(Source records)
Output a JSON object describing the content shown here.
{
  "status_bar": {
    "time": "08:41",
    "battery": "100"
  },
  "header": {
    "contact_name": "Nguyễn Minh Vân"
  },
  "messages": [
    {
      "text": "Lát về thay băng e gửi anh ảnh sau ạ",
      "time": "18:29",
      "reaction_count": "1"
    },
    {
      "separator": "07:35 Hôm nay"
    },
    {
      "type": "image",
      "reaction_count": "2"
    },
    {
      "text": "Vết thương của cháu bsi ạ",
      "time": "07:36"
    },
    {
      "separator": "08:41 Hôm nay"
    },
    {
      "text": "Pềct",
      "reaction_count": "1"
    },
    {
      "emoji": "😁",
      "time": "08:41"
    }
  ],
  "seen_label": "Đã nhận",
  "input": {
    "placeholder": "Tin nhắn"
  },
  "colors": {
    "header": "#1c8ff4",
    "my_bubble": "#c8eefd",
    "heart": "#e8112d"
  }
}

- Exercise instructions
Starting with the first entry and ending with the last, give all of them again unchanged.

- Exercise output
Output a JSON object describing the content shown here.
{
  "status_bar": {
    "time": "08:41",
    "battery": "100"
  },
  "header": {
    "contact_name": "Nguyễn Minh Vân"
  },
  "messages": [
    {
      "text": "Lát về thay băng e gửi anh ảnh sau ạ",
      "time": "18:29",
      "reaction_count": "1"
    },
    {
      "separator": "07:35 Hôm nay"
    },
    {
      "type": "image",
      "reaction_count": "2"
    },
    {
      "text": "Vết thương của cháu bsi ạ",
      "time": "07:36"
    },
    {
      "separator": "08:41 Hôm nay"
    },
    {
      "text": "Pềct",
      "reaction_count": "1"
    },
    {
      "emoji": "😁",
      "time": "08:41"
    }
  ],
  "seen_label": "Đã nhận",
  "input": {
    "placeholder": "Tin nhắn"
  },
  "colors": {
    "header": "#1c8ff4",
    "my_bubble": "#c8eefd",
    "heart": "#e8112d"
  }
}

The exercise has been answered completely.